Then along comes this particular blight. It was first noticed in Lake Wanaka about 2004 as those fishing spoke of fouled lines and blocked engine intakes.
Washing machine and other filters in Wanaka began to become clogged because the town water supply comes from the lake.
By last year, lake snow was found to continue through the winter and the blooms around Stevensons Arm have been huge. Multisport athletes in competitions have emerged from the water trailing bits of slime.
Fortunately, it would seem the slime is not toxic to humans.
It was identified in 2008 by Marc Schallenberg, from the University of Otago, who found with then PhD student Tina Bayer, that it was linked to the unusually high numbers of a new algae, cyclotella, in the lake. The same algae had also been found in another relatively unpolluted lake in Seattle in the United States.
Just like didymo ("rock snot"), under certain conditions cyclotella secretes large amounts of mucus. This can all join together to form a mat. Just why it appears is still a mystery. Increased nutrient run-off from the growing urban areas and from farms is a possibility.
One of the reasons the big southern lakes are so clear is because of the lack of nutrients. A warming lake might be a cause as might the colonisation of the lake by an exotic water flea in the early 2000s. There is also the possibility spraying of the invasive lake weed lagarosiphon with herbicides could play a role.
Dr Schallenberg and other scientists have been frustrated by rejected funding applications on research into lake snow, and the Otago Regional Council only stepped up monitoring last year, although it has paid for some research on Lake Wanaka’s health.
Not surprisingly, the council’s slow response became a significant issue at the local elections last year for Wanaka voters.
The Queenstown Lakes District Council has been concerned and introduced pilot filtering of part of Wanaka’s water supply.

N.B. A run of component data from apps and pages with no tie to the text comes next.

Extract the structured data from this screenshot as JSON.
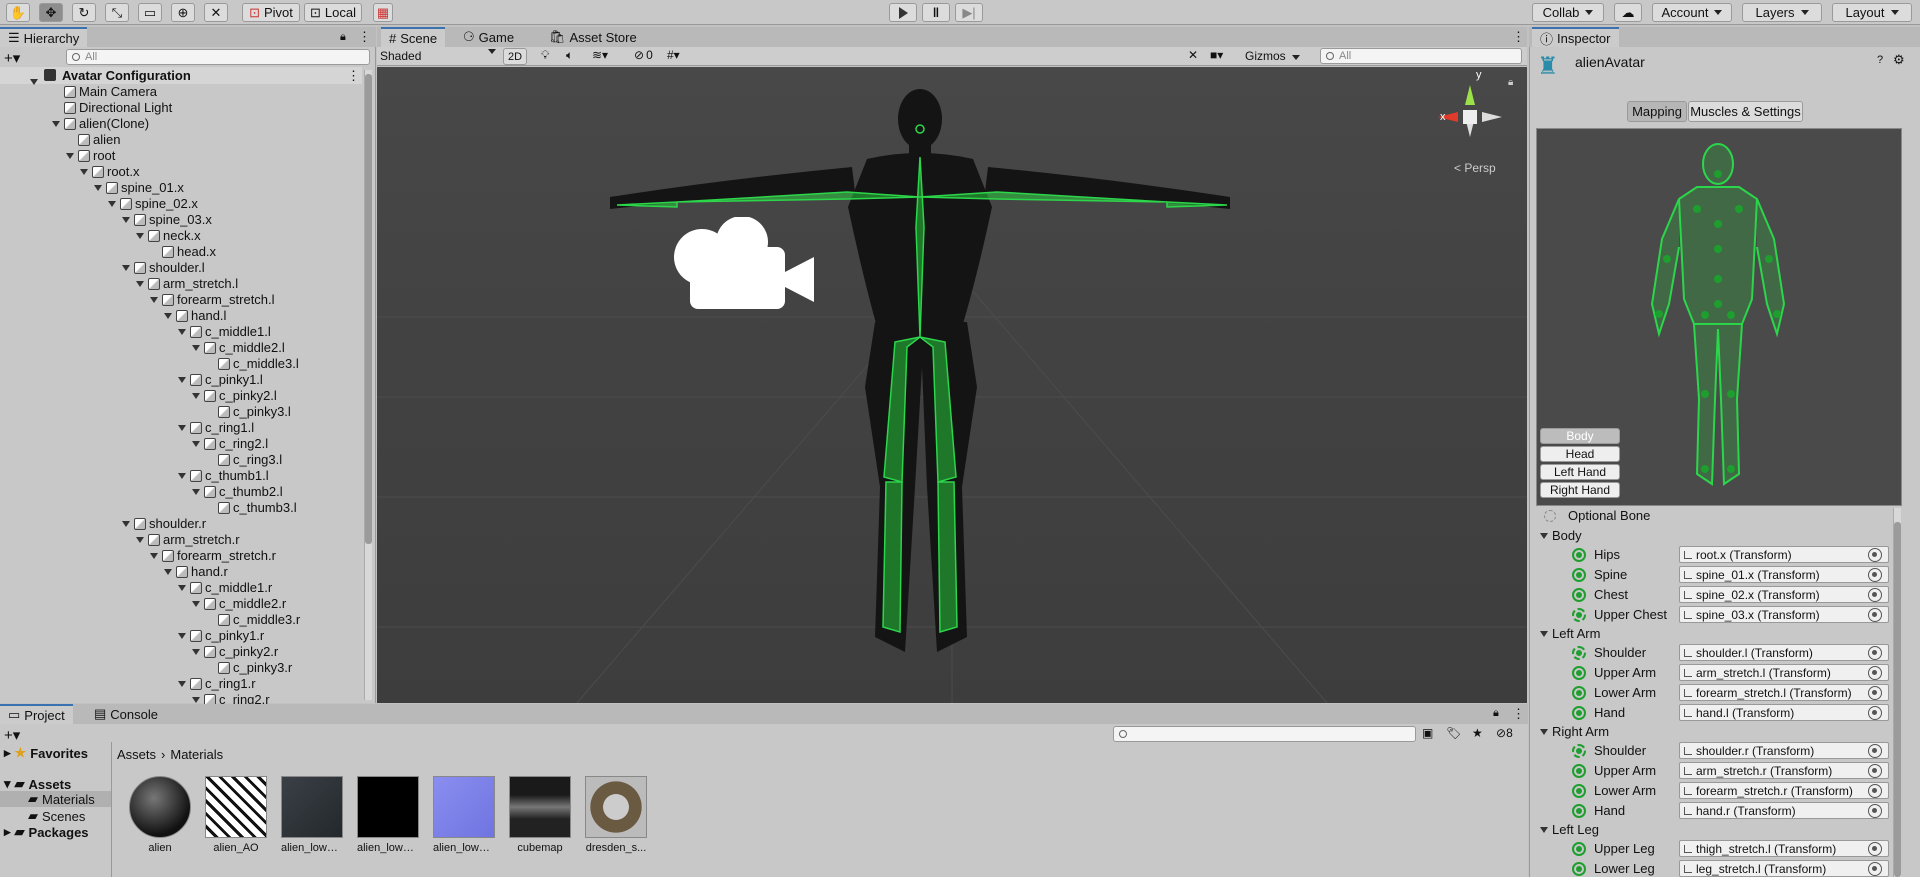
{
  "toolbar": {
    "pivot": "Pivot",
    "local": "Local",
    "collab": "Collab",
    "account": "Account",
    "layers": "Layers",
    "layout": "Layout"
  },
  "hierarchy": {
    "tab": "Hierarchy",
    "search_placeholder": "All",
    "scene": "Avatar Configuration",
    "items": [
      "Main Camera",
      "Directional Light",
      "alien(Clone)",
      "alien",
      "root",
      "root.x",
      "spine_01.x",
      "spine_02.x",
      "spine_03.x",
      "neck.x",
      "head.x",
      "shoulder.l",
      "arm_stretch.l",
      "forearm_stretch.l",
      "hand.l",
      "c_middle1.l",
      "c_middle2.l",
      "c_middle3.l",
      "c_pinky1.l",
      "c_pinky2.l",
      "c_pinky3.l",
      "c_ring1.l",
      "c_ring2.l",
      "c_ring3.l",
      "c_thumb1.l",
      "c_thumb2.l",
      "c_thumb3.l",
      "shoulder.r",
      "arm_stretch.r",
      "forearm_stretch.r",
      "hand.r",
      "c_middle1.r",
      "c_middle2.r",
      "c_middle3.r",
      "c_pinky1.r",
      "c_pinky2.r",
      "c_pinky3.r",
      "c_ring1.r",
      "c_ring2.r"
    ]
  },
  "scene": {
    "tabs": [
      "Scene",
      "Game",
      "Asset Store"
    ],
    "shading": "Shaded",
    "mode2d": "2D",
    "hidden_count": "0",
    "gizmos": "Gizmos",
    "search_placeholder": "All",
    "persp": "< Persp",
    "axis_y": "y",
    "axis_x": "x"
  },
  "inspector": {
    "tab": "Inspector",
    "object_name": "alienAvatar",
    "subtabs": [
      "Mapping",
      "Muscles & Settings"
    ],
    "body_buttons": [
      "Body",
      "Head",
      "Left Hand",
      "Right Hand"
    ],
    "optional_bone": "Optional Bone",
    "sections": [
      {
        "name": "Body",
        "bones": [
          {
            "label": "Hips",
            "value": "root.x (Transform)"
          },
          {
            "label": "Spine",
            "value": "spine_01.x (Transform)"
          },
          {
            "label": "Chest",
            "value": "spine_02.x (Transform)"
          },
          {
            "label": "Upper Chest",
            "value": "spine_03.x (Transform)"
          }
        ]
      },
      {
        "name": "Left Arm",
        "bones": [
          {
            "label": "Shoulder",
            "value": "shoulder.l (Transform)"
          },
          {
            "label": "Upper Arm",
            "value": "arm_stretch.l (Transform)"
          },
          {
            "label": "Lower Arm",
            "value": "forearm_stretch.l (Transform)"
          },
          {
            "label": "Hand",
            "value": "hand.l (Transform)"
          }
        ]
      },
      {
        "name": "Right Arm",
        "bones": [
          {
            "label": "Shoulder",
            "value": "shoulder.r (Transform)"
          },
          {
            "label": "Upper Arm",
            "value": "arm_stretch.r (Transform)"
          },
          {
            "label": "Lower Arm",
            "value": "forearm_stretch.r (Transform)"
          },
          {
            "label": "Hand",
            "value": "hand.r (Transform)"
          }
        ]
      },
      {
        "name": "Left Leg",
        "bones": [
          {
            "label": "Upper Leg",
            "value": "thigh_stretch.l (Transform)"
          },
          {
            "label": "Lower Leg",
            "value": "leg_stretch.l (Transform)"
          }
        ]
      }
    ]
  },
  "project": {
    "tabs": [
      "Project",
      "Console"
    ],
    "tree": [
      "Favorites",
      "Assets",
      "Materials",
      "Scenes",
      "Packages"
    ],
    "breadcrumb": [
      "Assets",
      "Materials"
    ],
    "hidden_count": "8",
    "assets": [
      "alien",
      "alien_AO",
      "alien_low_al...",
      "alien_low_al...",
      "alien_low_al...",
      "cubemap",
      "dresden_s..."
    ]
  }
}
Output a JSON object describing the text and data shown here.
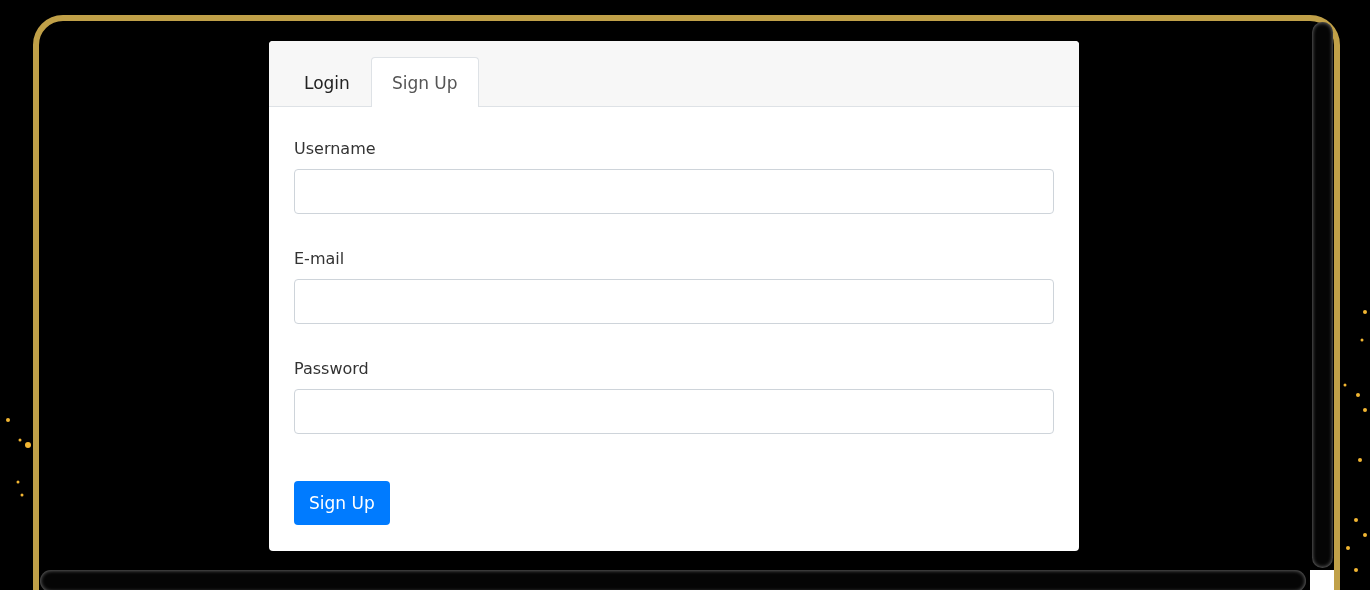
{
  "tabs": [
    {
      "label": "Login",
      "selected": false
    },
    {
      "label": "Sign Up",
      "selected": true
    }
  ],
  "fields": [
    {
      "label": "Username"
    },
    {
      "label": "E-mail"
    },
    {
      "label": "Password"
    }
  ],
  "submit": {
    "label": "Sign Up"
  }
}
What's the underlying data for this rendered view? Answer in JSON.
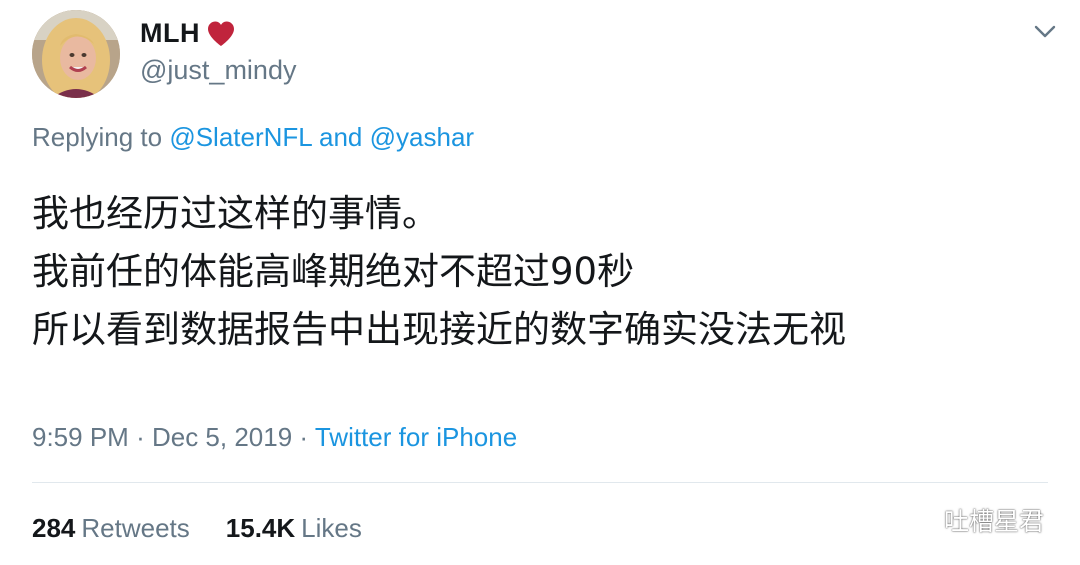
{
  "author": {
    "display_name": "MLH",
    "handle": "@just_mindy",
    "badge_icon": "heart-icon",
    "badge_color": "#c0243c"
  },
  "reply": {
    "prefix": "Replying to",
    "mention_1": "@SlaterNFL",
    "conjunction": "and",
    "mention_2": "@yashar"
  },
  "tweet": {
    "lines": [
      "我也经历过这样的事情。",
      "我前任的体能高峰期绝对不超过90秒",
      "所以看到数据报告中出现接近的数字确实没法无视"
    ]
  },
  "meta": {
    "time": "9:59 PM",
    "separator": "·",
    "date": "Dec 5, 2019",
    "source": "Twitter for iPhone"
  },
  "stats": {
    "retweets_count": "284",
    "retweets_label": "Retweets",
    "likes_count": "15.4K",
    "likes_label": "Likes"
  },
  "watermark": {
    "text": "吐槽星君",
    "icon": "wechat-icon"
  },
  "colors": {
    "link": "#1b95e0",
    "secondary": "#657786",
    "primary": "#14171a",
    "divider": "#e1e8ed"
  }
}
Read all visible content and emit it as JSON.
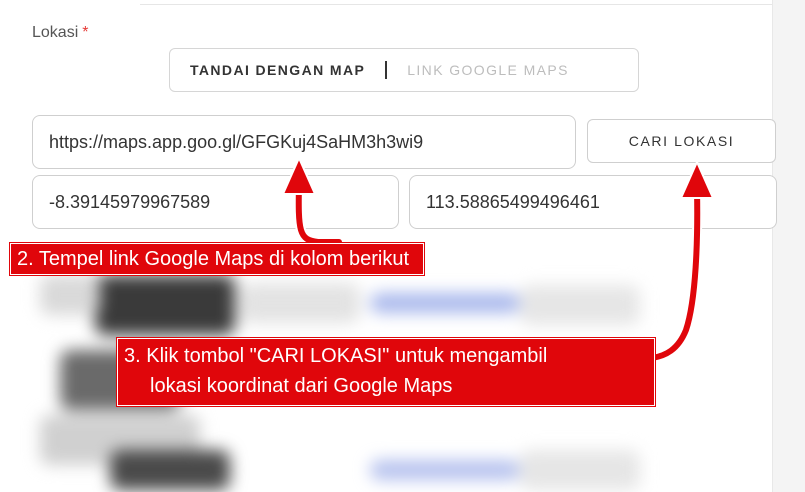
{
  "form": {
    "label": "Lokasi",
    "required_mark": "*",
    "toggle": {
      "options": [
        "TANDAI DENGAN MAP",
        "LINK GOOGLE MAPS"
      ],
      "active_index": 0
    },
    "url_input": {
      "value": "https://maps.app.goo.gl/GFGKuj4SaHM3h3wi9"
    },
    "search_button": "CARI LOKASI",
    "latitude": {
      "value": "-8.39145979967589"
    },
    "longitude": {
      "value": "113.58865499496461"
    }
  },
  "annotations": {
    "step2": "2. Tempel link Google Maps di kolom berikut",
    "step3_line1": "3. Klik tombol \"CARI LOKASI\" untuk mengambil",
    "step3_line2": "lokasi koordinat dari Google Maps"
  },
  "colors": {
    "annotation_red": "#e0060b",
    "border": "#cfcfcf",
    "required": "#e53935"
  }
}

But everyone is operating in a near information vacuum. There are the puzzles about what causes the blooms. And why do the same or similar algae in other lakes not produce lake snow? Will the blooms spread further? What will be the ecological impacts?
It is amiss more research has not been undertaken already. The Ministry for Primary Industries needs to be more involved as, perhaps, does the Ministry for the Environment. It is not good enough to do the minimum and hope for the best.
It was encouraging about 20 freshwater scientists and managers met at the regional council offices last month, and the breadth of representation was heartening, including Canterbury, Otago and Southland regional councils, the Cawthron Institute, Landcare Research, Niwa and MPI.
But questions need to be asked about why it took so long before such a gathering took place and about why requests for research funding over the past few years have been turned down. More urgently needs to be understood about lake snow so that its potential threat can be countered or, at the very least, managed.